HP recently launched the BladeSystem, an environment that uses HP blade servers, services, networking, management software and virtualization tools to deliver automated computing to enterprise-sized businesses.
BladeSystem is aimed at lowering the cost of blade ownership and is part of HP's Adaptive Enterprise architecture, which covers the automation and dynamic re-provisioning of systems, storage and networking gear.
To increase users' adoption of HP blades, the company will provide installation and start-up services for US$1,600.
The company also introduced the Virtual Server Environment, the OpenView Change and Configuration management system and Utility Services. HP's Virtual Server Environment automatically grows or shrinks resources dynamically, according to changing business needs. The OpenView Change and Configuration management package automates the change and configuration of network resources. Utility Services allows pay-as-you-go acquisition of computing gear through HP's Managed Services.
Bausch & Lomb is using HP blade servers to streamline its data center and synchronize IT with the company's changing needs.
HP claims its blade systems will cost 25 per cent less than traditional rack-mounted systems and double the number of servers that can be managed by an IT staff.
It also claims that by 2008, more than 50 per cent of HP's business will be built around BladeSystem.
The company says its Systems Insight Manager (SIM) is now optimized to manage BladeSystem and provides a single point of control. SIM incorporates storage, client, network and power management as well as server deployment, performance and workload management into a single console.

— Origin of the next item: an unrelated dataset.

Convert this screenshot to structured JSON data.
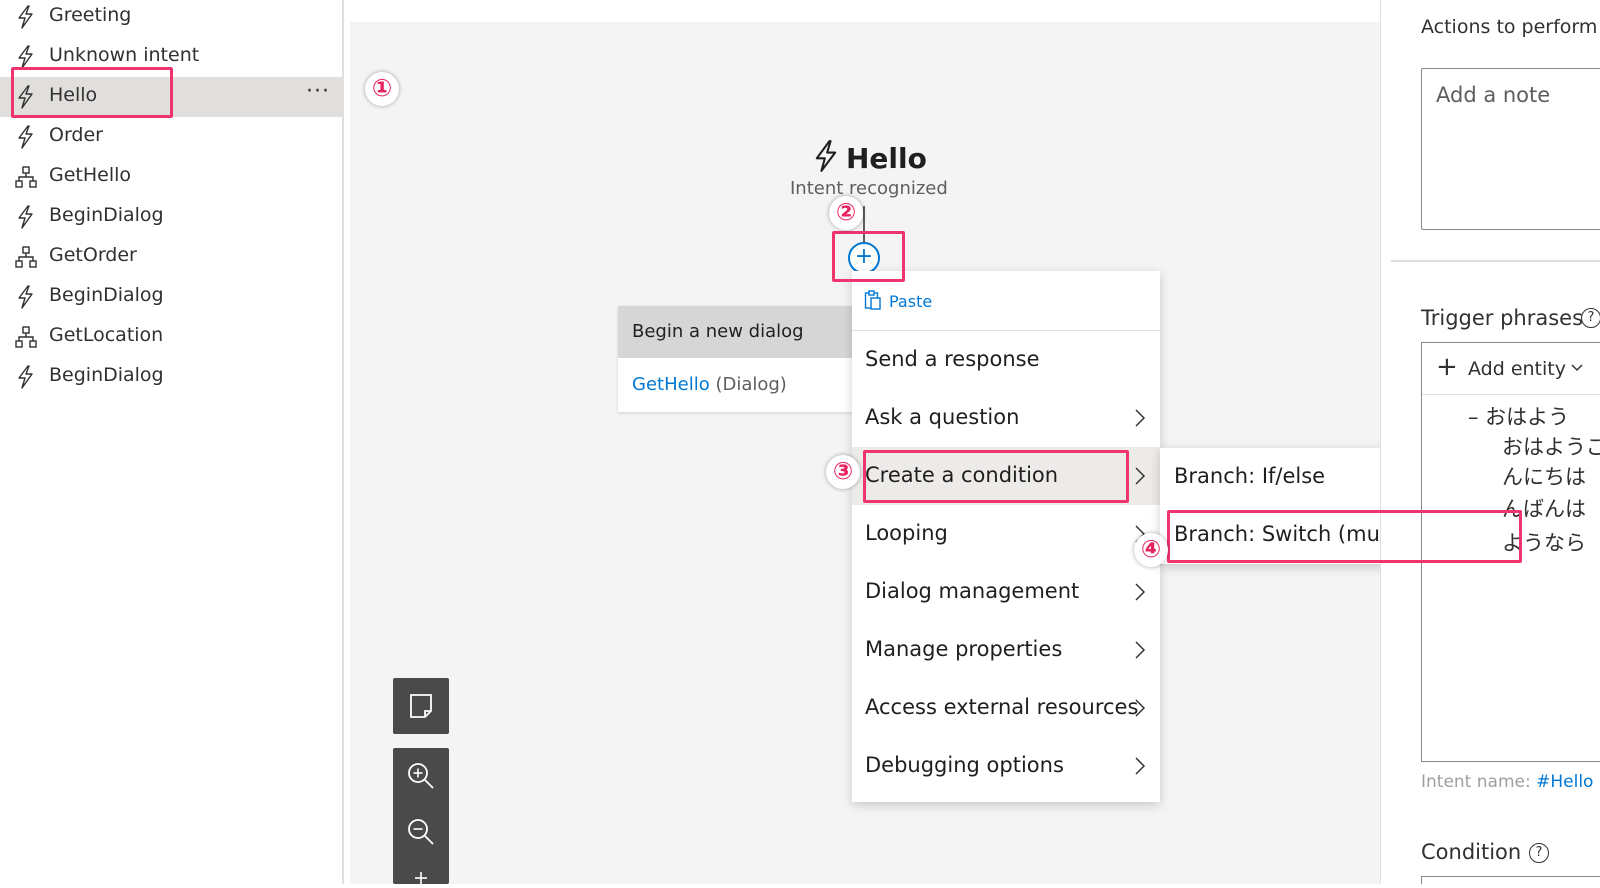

HP's Essentials Virtual Machine Management Pack, working with SIM, provides management and control of virtual machines created with either Microsoft's Virtual Server or VMware's GSX or ESX Server.
The Essentials Automation Controller Pack coordinates other HP management tools to enable automated event-based policies and tasks across the blade infrastructure. This includes provisioning servers, operating systems, IP addresses, VLANs, load balancing and storage partitioning.

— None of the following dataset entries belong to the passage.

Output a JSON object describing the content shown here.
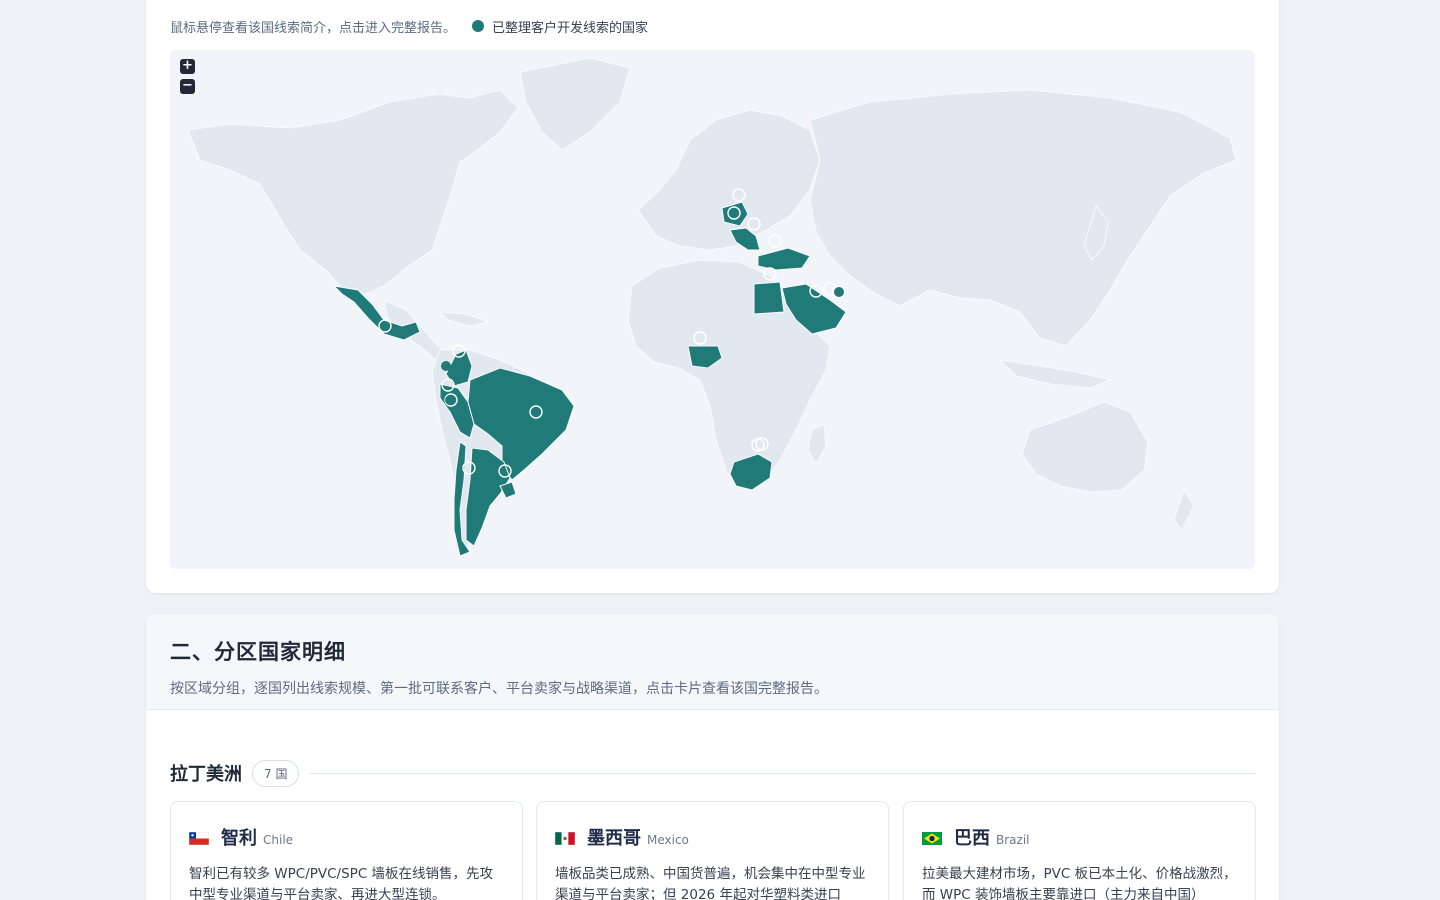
{
  "map_section": {
    "hint": "鼠标悬停查看该国线索简介，点击进入完整报告。",
    "legend_label": "已整理客户开发线索的国家",
    "zoom_in": "+",
    "zoom_out": "−",
    "highlight_color": "#1f7a78",
    "land_color": "#e2e8f0"
  },
  "section": {
    "title": "二、分区国家明细",
    "description": "按区域分组，逐国列出线索规模、第一批可联系客户、平台卖家与战略渠道，点击卡片查看该国完整报告。"
  },
  "region": {
    "name": "拉丁美洲",
    "count": "7 国"
  },
  "countries": [
    {
      "name": "智利",
      "en": "Chile",
      "flag": "chile",
      "summary": "智利已有较多 WPC/PVC/SPC 墙板在线销售，先攻中型专业渠道与平台卖家、再进大型连锁。"
    },
    {
      "name": "墨西哥",
      "en": "Mexico",
      "flag": "mexico",
      "summary": "墙板品类已成熟、中国货普遍，机会集中在中型专业渠道与平台卖家；但 2026 年起对华塑料类进口"
    },
    {
      "name": "巴西",
      "en": "Brazil",
      "flag": "brazil",
      "summary": "拉美最大建材市场，PVC 板已本土化、价格战激烈，而 WPC 装饰墙板主要靠进口（主力来自中国）"
    }
  ]
}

The Essentials Patch and Vulnerability Pack also works with SIM to utilize Radia, a software package that helps identify and patch software vulnerabilities.
In addition, HP plans to introduce Essentials Intelligent Networking, which detects and analyzes network bottlenecks, and Essentials Insight Lights-Out, a built-in management processor for setting up blade servers and enclosures.

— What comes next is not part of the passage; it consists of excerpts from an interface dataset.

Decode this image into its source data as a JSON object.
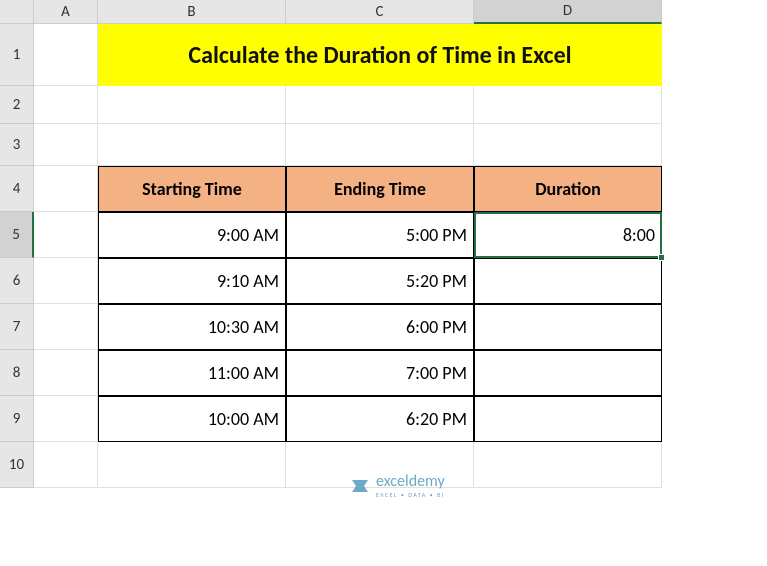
{
  "columns": [
    "A",
    "B",
    "C",
    "D"
  ],
  "rows": [
    "1",
    "2",
    "3",
    "4",
    "5",
    "6",
    "7",
    "8",
    "9",
    "10"
  ],
  "title": "Calculate the Duration of Time in Excel",
  "headers": {
    "starting": "Starting Time",
    "ending": "Ending Time",
    "duration": "Duration"
  },
  "chart_data": {
    "type": "table",
    "columns": [
      "Starting Time",
      "Ending Time",
      "Duration"
    ],
    "rows": [
      {
        "starting": "9:00 AM",
        "ending": "5:00 PM",
        "duration": "8:00"
      },
      {
        "starting": "9:10 AM",
        "ending": "5:20 PM",
        "duration": ""
      },
      {
        "starting": "10:30 AM",
        "ending": "6:00 PM",
        "duration": ""
      },
      {
        "starting": "11:00 AM",
        "ending": "7:00 PM",
        "duration": ""
      },
      {
        "starting": "10:00 AM",
        "ending": "6:20 PM",
        "duration": ""
      }
    ]
  },
  "selected": {
    "col": "D",
    "row": "5"
  },
  "watermark": {
    "name": "exceldemy",
    "tagline": "EXCEL • DATA • BI"
  }
}
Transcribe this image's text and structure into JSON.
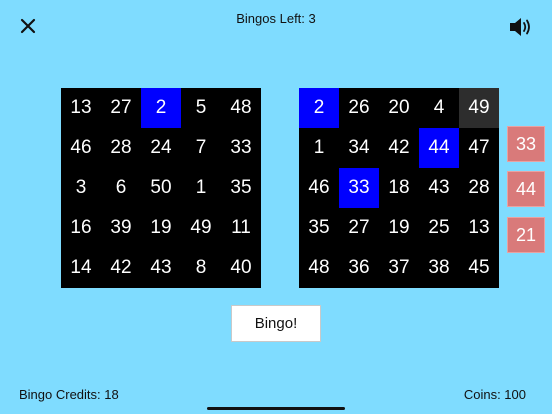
{
  "header": {
    "bingos_left": "Bingos Left: 3"
  },
  "left_card": [
    [
      {
        "n": "13"
      },
      {
        "n": "27"
      },
      {
        "n": "2",
        "marked": true
      },
      {
        "n": "5"
      },
      {
        "n": "48"
      }
    ],
    [
      {
        "n": "46"
      },
      {
        "n": "28"
      },
      {
        "n": "24"
      },
      {
        "n": "7"
      },
      {
        "n": "33"
      }
    ],
    [
      {
        "n": "3"
      },
      {
        "n": "6"
      },
      {
        "n": "50"
      },
      {
        "n": "1"
      },
      {
        "n": "35"
      }
    ],
    [
      {
        "n": "16"
      },
      {
        "n": "39"
      },
      {
        "n": "19"
      },
      {
        "n": "49"
      },
      {
        "n": "11"
      }
    ],
    [
      {
        "n": "14"
      },
      {
        "n": "42"
      },
      {
        "n": "43"
      },
      {
        "n": "8"
      },
      {
        "n": "40"
      }
    ]
  ],
  "right_card": [
    [
      {
        "n": "2",
        "marked": true
      },
      {
        "n": "26"
      },
      {
        "n": "20"
      },
      {
        "n": "4"
      },
      {
        "n": "49",
        "highlight": true
      }
    ],
    [
      {
        "n": "1"
      },
      {
        "n": "34"
      },
      {
        "n": "42"
      },
      {
        "n": "44",
        "marked": true
      },
      {
        "n": "47"
      }
    ],
    [
      {
        "n": "46"
      },
      {
        "n": "33",
        "marked": true
      },
      {
        "n": "18"
      },
      {
        "n": "43"
      },
      {
        "n": "28"
      }
    ],
    [
      {
        "n": "35"
      },
      {
        "n": "27"
      },
      {
        "n": "19"
      },
      {
        "n": "25"
      },
      {
        "n": "13"
      }
    ],
    [
      {
        "n": "48"
      },
      {
        "n": "36"
      },
      {
        "n": "37"
      },
      {
        "n": "38"
      },
      {
        "n": "45"
      }
    ]
  ],
  "called_numbers": [
    "33",
    "44",
    "21"
  ],
  "bingo_button": "Bingo!",
  "footer": {
    "credits": "Bingo Credits: 18",
    "coins": "Coins: 100"
  },
  "colors": {
    "background": "#7fdcff",
    "marked": "#0000ff",
    "called_ball": "#d97a7a"
  },
  "icons": {
    "close": "close-icon",
    "sound": "speaker-icon"
  }
}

The new BladeSystem division is administered under the company's Enterprise Storage and Servers Group. It is headed up by Rick Becker, a former vice president in the Industry Standard Server Group, which makes servers based on Intel and AMD processors.